Dataset rows for apps and sites
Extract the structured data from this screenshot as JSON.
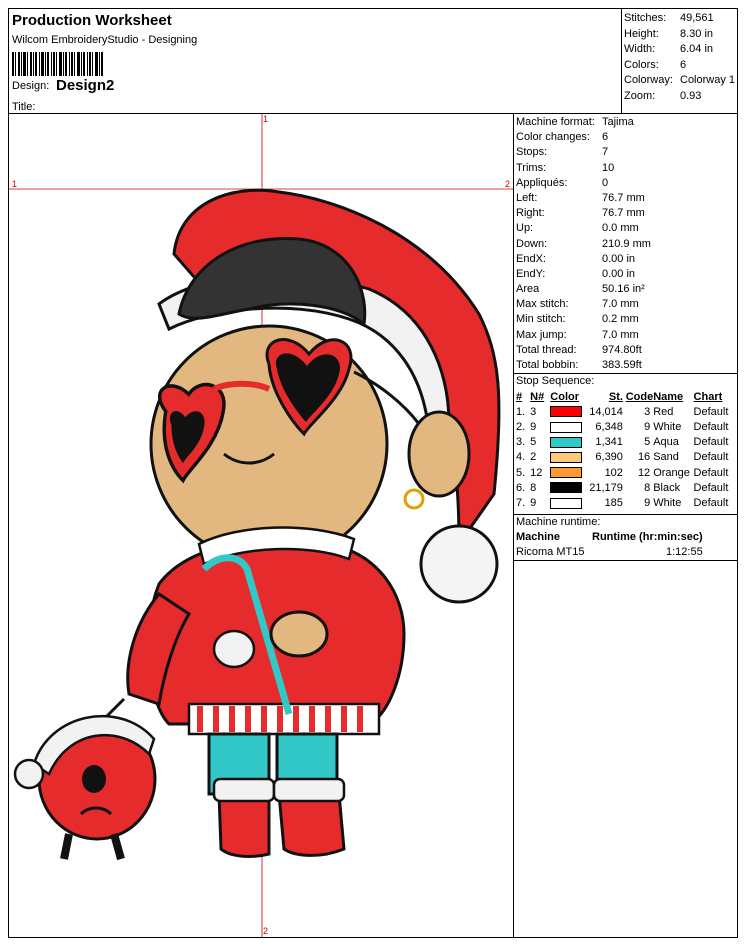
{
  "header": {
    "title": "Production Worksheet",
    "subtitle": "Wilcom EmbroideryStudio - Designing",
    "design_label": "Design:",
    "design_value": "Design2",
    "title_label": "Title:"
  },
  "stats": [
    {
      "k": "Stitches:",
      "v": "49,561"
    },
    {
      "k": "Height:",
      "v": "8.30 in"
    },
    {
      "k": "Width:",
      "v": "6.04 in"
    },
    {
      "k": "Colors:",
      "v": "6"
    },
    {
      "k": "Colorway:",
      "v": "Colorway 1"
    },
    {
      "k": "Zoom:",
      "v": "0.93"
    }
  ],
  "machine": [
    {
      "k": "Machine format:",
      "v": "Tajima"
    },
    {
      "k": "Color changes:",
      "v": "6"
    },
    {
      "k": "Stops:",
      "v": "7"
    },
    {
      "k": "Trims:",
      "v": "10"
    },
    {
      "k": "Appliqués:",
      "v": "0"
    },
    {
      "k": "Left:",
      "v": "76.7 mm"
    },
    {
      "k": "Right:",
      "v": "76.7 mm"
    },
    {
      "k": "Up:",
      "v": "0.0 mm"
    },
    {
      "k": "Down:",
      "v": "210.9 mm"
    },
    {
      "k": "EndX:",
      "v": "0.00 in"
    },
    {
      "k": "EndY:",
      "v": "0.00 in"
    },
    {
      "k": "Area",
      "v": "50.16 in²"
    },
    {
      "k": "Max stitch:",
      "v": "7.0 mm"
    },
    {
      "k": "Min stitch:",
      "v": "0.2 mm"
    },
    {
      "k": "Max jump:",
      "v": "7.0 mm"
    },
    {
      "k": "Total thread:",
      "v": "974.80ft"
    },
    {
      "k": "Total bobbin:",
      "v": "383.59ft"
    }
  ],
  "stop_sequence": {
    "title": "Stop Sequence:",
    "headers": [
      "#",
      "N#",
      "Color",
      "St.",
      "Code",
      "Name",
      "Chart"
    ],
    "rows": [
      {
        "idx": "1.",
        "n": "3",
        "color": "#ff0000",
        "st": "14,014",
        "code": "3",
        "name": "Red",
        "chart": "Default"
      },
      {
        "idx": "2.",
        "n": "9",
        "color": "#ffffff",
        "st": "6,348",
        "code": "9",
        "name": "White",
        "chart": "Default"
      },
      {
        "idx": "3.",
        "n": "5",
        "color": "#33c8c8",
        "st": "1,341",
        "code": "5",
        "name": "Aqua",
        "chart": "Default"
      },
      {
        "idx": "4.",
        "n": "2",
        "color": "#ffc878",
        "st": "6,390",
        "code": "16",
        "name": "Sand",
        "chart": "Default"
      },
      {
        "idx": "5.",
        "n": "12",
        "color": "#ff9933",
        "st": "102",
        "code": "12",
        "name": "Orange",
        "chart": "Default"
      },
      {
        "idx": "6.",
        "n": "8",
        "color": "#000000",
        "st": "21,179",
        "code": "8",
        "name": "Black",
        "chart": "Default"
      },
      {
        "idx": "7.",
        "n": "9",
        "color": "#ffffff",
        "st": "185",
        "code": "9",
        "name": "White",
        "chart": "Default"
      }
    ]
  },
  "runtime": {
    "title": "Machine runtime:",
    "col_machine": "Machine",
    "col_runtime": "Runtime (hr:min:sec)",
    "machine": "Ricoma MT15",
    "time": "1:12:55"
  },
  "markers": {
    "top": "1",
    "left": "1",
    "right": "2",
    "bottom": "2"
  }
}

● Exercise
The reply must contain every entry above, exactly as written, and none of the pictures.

● Result for this task
Extract the structured data from this screenshot as JSON.
{
  "header": {
    "title": "Production Worksheet",
    "subtitle": "Wilcom EmbroideryStudio - Designing",
    "design_label": "Design:",
    "design_value": "Design2",
    "title_label": "Title:"
  },
  "stats": [
    {
      "k": "Stitches:",
      "v": "49,561"
    },
    {
      "k": "Height:",
      "v": "8.30 in"
    },
    {
      "k": "Width:",
      "v": "6.04 in"
    },
    {
      "k": "Colors:",
      "v": "6"
    },
    {
      "k": "Colorway:",
      "v": "Colorway 1"
    },
    {
      "k": "Zoom:",
      "v": "0.93"
    }
  ],
  "machine": [
    {
      "k": "Machine format:",
      "v": "Tajima"
    },
    {
      "k": "Color changes:",
      "v": "6"
    },
    {
      "k": "Stops:",
      "v": "7"
    },
    {
      "k": "Trims:",
      "v": "10"
    },
    {
      "k": "Appliqués:",
      "v": "0"
    },
    {
      "k": "Left:",
      "v": "76.7 mm"
    },
    {
      "k": "Right:",
      "v": "76.7 mm"
    },
    {
      "k": "Up:",
      "v": "0.0 mm"
    },
    {
      "k": "Down:",
      "v": "210.9 mm"
    },
    {
      "k": "EndX:",
      "v": "0.00 in"
    },
    {
      "k": "EndY:",
      "v": "0.00 in"
    },
    {
      "k": "Area",
      "v": "50.16 in²"
    },
    {
      "k": "Max stitch:",
      "v": "7.0 mm"
    },
    {
      "k": "Min stitch:",
      "v": "0.2 mm"
    },
    {
      "k": "Max jump:",
      "v": "7.0 mm"
    },
    {
      "k": "Total thread:",
      "v": "974.80ft"
    },
    {
      "k": "Total bobbin:",
      "v": "383.59ft"
    }
  ],
  "stop_sequence": {
    "title": "Stop Sequence:",
    "headers": [
      "#",
      "N#",
      "Color",
      "St.",
      "Code",
      "Name",
      "Chart"
    ],
    "rows": [
      {
        "idx": "1.",
        "n": "3",
        "color": "#ff0000",
        "st": "14,014",
        "code": "3",
        "name": "Red",
        "chart": "Default"
      },
      {
        "idx": "2.",
        "n": "9",
        "color": "#ffffff",
        "st": "6,348",
        "code": "9",
        "name": "White",
        "chart": "Default"
      },
      {
        "idx": "3.",
        "n": "5",
        "color": "#33c8c8",
        "st": "1,341",
        "code": "5",
        "name": "Aqua",
        "chart": "Default"
      },
      {
        "idx": "4.",
        "n": "2",
        "color": "#ffc878",
        "st": "6,390",
        "code": "16",
        "name": "Sand",
        "chart": "Default"
      },
      {
        "idx": "5.",
        "n": "12",
        "color": "#ff9933",
        "st": "102",
        "code": "12",
        "name": "Orange",
        "chart": "Default"
      },
      {
        "idx": "6.",
        "n": "8",
        "color": "#000000",
        "st": "21,179",
        "code": "8",
        "name": "Black",
        "chart": "Default"
      },
      {
        "idx": "7.",
        "n": "9",
        "color": "#ffffff",
        "st": "185",
        "code": "9",
        "name": "White",
        "chart": "Default"
      }
    ]
  },
  "runtime": {
    "title": "Machine runtime:",
    "col_machine": "Machine",
    "col_runtime": "Runtime (hr:min:sec)",
    "machine": "Ricoma MT15",
    "time": "1:12:55"
  },
  "markers": {
    "top": "1",
    "left": "1",
    "right": "2",
    "bottom": "2"
  }
}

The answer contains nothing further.